Why do we need to have a look at combinatorial innovation in the context of multi-sector partnership? Is it due to today’s economy?
Ravi: What is relevant today is more ecological economics than just plain simple economics as we knew it. Ecological economics for this entire humanity to last longer, and thrive not just survive, is the intersection of economics, social inclusion and nature in society. And it needs to be built up in our minds that our planet is not a machine but a network of patterns and complexities. It’s a self-regulating living system. So, if we look at this very definition of ecological economics provided by Prof. Fritjof Capra automatically there is multi-sector model involved and therefore automatically there is multi-stakeholder involvement, and the entire economy becomes a network of different components which talk to each other. It’s like the mycelium layer under the forest where a lot of fibers connect the roots to the soil and the microorganisms in it, which then speak to each other to make the forest what it is…a beautiful place to be. And that exactly would be the result of a multi-sector/multi-stakeholder involvement in today’s economy which I believe is moving towards ecological economics more than just plain and simple financial economics.

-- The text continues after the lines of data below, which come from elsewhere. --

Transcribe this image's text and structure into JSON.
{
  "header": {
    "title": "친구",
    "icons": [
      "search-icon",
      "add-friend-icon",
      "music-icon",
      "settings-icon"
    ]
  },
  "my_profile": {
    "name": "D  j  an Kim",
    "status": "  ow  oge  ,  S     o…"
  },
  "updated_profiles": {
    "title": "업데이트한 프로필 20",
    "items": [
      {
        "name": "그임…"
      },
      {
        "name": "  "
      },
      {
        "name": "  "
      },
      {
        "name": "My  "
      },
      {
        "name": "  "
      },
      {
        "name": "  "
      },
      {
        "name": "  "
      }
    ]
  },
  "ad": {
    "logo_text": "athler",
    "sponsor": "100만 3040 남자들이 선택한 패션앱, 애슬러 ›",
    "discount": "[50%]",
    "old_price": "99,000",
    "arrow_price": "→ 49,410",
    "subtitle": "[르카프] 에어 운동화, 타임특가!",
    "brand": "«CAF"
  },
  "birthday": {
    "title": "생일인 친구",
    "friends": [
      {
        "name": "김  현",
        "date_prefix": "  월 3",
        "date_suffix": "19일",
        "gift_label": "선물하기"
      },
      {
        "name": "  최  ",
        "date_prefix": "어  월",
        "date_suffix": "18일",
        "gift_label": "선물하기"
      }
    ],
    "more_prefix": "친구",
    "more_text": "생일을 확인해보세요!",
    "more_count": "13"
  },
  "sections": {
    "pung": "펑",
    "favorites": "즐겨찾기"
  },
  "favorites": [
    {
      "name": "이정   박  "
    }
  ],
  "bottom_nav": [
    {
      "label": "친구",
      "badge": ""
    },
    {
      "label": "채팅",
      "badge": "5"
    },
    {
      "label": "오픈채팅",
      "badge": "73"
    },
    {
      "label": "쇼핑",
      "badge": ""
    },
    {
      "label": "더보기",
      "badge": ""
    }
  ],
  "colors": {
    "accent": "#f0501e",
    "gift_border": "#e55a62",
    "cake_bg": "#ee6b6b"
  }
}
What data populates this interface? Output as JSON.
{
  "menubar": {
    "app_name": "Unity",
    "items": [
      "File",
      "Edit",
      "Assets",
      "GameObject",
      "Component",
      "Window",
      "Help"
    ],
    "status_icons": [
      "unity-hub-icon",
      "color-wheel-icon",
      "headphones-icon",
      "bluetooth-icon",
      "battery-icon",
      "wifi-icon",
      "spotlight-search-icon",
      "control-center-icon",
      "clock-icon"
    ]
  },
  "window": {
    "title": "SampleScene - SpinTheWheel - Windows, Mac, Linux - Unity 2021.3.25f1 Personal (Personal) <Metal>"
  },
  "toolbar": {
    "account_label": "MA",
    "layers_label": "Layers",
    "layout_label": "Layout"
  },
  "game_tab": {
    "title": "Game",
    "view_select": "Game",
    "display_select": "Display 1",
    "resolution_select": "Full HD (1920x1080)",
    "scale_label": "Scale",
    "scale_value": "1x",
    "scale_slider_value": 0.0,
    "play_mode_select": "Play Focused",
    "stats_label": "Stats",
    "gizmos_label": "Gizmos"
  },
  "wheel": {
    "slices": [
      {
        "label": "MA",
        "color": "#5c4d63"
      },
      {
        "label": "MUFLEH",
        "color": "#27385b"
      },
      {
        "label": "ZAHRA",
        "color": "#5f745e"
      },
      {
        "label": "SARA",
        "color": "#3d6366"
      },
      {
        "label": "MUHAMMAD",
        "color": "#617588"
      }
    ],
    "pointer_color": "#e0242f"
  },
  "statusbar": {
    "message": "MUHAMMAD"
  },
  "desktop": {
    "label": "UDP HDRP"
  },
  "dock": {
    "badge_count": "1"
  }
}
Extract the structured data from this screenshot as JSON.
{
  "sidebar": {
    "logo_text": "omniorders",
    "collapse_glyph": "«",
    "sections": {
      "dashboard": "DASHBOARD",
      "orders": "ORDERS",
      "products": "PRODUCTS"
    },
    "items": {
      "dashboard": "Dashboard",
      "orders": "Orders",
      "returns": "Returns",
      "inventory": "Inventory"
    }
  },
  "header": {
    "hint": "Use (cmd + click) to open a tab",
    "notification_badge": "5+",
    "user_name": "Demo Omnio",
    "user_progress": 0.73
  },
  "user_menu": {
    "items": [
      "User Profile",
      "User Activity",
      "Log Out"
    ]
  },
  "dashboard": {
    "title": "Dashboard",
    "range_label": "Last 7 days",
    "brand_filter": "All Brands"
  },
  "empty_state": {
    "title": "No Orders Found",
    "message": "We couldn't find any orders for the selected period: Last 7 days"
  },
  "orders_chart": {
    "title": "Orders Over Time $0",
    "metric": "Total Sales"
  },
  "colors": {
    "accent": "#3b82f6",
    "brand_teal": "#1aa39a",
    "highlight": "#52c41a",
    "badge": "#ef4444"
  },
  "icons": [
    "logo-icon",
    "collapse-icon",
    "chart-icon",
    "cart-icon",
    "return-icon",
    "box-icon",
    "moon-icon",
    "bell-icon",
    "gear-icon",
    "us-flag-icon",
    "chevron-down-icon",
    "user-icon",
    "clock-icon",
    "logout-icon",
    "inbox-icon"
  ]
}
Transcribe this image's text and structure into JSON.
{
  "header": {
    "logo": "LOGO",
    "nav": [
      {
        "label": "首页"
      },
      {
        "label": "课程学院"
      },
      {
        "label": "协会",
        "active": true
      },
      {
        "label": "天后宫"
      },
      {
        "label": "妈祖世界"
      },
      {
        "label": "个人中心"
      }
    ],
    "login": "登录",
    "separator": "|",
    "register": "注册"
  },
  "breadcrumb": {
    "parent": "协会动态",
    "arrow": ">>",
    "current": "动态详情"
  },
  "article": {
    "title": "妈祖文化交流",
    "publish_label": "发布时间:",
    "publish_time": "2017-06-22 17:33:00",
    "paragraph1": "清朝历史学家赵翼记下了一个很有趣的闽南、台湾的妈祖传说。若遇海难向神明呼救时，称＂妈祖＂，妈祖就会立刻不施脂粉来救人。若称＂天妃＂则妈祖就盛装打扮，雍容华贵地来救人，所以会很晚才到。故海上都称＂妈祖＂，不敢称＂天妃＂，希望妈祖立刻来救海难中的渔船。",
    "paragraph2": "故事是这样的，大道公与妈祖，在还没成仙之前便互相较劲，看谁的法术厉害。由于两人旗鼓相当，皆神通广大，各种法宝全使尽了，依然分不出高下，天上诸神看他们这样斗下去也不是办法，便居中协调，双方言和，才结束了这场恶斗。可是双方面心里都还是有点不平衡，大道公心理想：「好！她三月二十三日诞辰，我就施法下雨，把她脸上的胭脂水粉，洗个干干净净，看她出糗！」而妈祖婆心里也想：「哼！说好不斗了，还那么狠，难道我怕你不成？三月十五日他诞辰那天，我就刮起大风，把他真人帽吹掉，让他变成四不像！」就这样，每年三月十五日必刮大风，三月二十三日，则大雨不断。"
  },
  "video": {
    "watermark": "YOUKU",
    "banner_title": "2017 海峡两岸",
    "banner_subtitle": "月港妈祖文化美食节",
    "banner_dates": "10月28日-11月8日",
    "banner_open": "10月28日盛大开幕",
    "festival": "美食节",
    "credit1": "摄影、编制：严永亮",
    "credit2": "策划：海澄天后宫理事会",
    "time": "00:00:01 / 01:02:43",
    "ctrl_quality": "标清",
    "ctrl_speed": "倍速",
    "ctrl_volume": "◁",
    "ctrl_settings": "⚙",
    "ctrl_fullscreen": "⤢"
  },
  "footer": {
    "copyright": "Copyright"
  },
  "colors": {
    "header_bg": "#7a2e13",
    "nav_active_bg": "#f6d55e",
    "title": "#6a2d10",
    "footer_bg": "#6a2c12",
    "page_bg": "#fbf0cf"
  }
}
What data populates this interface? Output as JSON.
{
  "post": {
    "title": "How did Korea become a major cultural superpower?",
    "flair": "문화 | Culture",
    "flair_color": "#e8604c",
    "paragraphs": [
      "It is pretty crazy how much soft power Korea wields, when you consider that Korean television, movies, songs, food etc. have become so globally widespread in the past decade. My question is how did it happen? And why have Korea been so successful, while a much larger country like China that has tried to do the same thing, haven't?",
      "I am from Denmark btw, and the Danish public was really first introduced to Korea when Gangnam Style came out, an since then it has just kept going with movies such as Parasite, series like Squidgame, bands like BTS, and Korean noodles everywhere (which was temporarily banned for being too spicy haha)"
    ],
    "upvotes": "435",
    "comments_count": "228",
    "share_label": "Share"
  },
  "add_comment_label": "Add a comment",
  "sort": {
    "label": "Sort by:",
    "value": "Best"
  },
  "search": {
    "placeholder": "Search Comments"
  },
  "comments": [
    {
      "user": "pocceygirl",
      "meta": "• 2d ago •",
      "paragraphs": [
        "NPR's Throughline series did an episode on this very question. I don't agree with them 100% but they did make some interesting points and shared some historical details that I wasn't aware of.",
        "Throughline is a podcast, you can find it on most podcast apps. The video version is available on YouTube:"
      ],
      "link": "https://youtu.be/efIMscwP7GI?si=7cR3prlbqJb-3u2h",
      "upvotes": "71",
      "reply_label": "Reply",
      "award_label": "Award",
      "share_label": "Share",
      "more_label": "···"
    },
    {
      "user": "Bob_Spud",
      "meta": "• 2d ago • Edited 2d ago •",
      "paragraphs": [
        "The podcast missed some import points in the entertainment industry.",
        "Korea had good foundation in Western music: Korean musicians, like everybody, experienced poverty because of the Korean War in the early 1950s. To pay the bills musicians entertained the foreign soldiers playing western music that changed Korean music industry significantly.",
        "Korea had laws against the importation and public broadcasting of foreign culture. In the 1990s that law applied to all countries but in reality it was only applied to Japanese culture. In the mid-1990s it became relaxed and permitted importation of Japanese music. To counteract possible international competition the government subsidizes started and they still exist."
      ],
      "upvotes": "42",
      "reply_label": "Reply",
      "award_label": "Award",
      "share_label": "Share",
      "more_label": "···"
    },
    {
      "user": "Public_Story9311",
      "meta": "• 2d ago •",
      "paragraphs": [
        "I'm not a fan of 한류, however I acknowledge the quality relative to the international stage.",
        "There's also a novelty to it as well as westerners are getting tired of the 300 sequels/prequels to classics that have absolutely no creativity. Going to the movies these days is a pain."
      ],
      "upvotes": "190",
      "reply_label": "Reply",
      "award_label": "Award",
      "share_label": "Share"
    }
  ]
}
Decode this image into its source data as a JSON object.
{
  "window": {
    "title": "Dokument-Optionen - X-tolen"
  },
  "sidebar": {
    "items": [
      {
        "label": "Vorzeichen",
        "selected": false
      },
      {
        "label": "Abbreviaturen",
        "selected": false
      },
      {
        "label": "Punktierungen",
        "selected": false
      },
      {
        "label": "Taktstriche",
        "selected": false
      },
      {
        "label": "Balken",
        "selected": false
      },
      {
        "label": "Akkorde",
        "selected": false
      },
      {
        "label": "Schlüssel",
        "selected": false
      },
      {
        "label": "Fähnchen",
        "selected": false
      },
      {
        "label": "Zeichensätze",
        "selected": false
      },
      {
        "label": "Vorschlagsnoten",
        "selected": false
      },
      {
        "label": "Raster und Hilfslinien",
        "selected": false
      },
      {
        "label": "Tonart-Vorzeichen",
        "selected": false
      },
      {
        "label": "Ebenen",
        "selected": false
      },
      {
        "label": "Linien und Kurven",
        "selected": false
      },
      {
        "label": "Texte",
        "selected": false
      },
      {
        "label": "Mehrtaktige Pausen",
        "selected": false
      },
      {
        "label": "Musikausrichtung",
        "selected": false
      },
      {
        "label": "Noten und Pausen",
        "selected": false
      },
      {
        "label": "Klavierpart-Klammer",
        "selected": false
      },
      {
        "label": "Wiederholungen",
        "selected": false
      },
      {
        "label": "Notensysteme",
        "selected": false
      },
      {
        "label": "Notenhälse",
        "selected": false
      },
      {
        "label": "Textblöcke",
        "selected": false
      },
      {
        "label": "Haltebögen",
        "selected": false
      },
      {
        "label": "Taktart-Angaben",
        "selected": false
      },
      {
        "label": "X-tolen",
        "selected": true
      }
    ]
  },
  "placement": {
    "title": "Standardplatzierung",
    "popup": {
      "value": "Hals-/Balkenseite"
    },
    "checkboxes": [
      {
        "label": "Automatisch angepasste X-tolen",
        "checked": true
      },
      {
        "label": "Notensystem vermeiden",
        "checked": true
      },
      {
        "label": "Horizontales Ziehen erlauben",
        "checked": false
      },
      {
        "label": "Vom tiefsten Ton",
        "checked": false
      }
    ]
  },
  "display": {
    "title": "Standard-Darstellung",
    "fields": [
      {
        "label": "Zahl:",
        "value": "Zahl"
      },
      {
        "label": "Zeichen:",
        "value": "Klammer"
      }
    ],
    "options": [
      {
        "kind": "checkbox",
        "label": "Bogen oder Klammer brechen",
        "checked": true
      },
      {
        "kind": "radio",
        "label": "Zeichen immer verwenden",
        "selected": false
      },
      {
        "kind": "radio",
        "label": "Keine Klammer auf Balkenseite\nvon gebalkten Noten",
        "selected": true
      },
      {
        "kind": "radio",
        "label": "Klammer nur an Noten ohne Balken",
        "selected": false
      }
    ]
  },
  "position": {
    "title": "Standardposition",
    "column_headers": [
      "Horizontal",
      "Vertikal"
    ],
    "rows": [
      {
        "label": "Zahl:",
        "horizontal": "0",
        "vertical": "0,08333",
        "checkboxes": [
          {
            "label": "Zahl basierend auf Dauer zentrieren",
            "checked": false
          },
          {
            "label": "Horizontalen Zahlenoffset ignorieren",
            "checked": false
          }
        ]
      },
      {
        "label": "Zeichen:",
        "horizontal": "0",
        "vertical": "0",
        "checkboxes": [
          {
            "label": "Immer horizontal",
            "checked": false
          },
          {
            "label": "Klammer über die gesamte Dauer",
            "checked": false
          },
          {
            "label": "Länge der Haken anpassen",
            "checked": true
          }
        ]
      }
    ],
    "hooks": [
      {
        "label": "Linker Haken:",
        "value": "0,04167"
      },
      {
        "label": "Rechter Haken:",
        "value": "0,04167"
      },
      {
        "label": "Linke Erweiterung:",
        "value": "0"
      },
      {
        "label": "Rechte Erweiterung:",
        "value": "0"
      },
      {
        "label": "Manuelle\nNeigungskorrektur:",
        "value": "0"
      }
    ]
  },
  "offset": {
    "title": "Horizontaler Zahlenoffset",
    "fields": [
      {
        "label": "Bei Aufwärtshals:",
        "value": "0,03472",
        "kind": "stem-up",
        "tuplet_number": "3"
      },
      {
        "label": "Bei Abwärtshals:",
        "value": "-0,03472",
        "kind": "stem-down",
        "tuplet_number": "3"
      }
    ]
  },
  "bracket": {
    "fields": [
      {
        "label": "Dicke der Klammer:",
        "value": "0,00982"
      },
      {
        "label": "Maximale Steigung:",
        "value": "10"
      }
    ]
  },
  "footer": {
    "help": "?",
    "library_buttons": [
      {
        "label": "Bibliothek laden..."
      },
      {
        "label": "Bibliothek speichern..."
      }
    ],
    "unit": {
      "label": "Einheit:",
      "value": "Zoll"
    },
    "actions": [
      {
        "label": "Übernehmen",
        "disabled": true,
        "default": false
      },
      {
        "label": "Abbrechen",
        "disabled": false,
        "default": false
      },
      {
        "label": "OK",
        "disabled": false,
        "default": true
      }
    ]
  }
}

Christy: Building on that, absolutely, tenets of complexity theory were coming to mind. When you were talking about ecological economics, I’m struck that what you describe are all features revealed in complex adaptive systems. This multi-stakeholder environment in which we live and work is an ecosystem, not a linear system, and as with the natural sciences we must examine and learn to function within the uncertainty in the world, the nonlinearity of the world. This means we prepare to deal with conditions of uncertainty and the unexpected and what happens when the different stakeholders are interacting in intense and intimate ways, in ways that we’ve not experienced before. I think with the complexity of the world comes the complexity of problems, and solving them requires a collective effort of individuals and institutions from all the different sectors – private sector, public sector and the social sector. Bringing government in from the beginning and really including them as a partner, a stakeholder from the very beginning to tackle and co-create new types of solutions. And of course, civil society, society as a whole, community-based organizations, not-for-profits, charitable organizations, foundations, academia have so much to contribute. So, how can we then create systemic change and sustainable solutions that are scalable in the communities that change people’s lives for the better but also make good business sense, have market-driven implications so solutions are sustainable and strengthen economies? Partnering across the sectors in a multi-sector approach means that we share both the risks and the benefits. The risk is shared and is lowered, and opportunities for successful outcomes, however, we are defining those – to pilot and scale, to see a multiplier effect – those are also increased.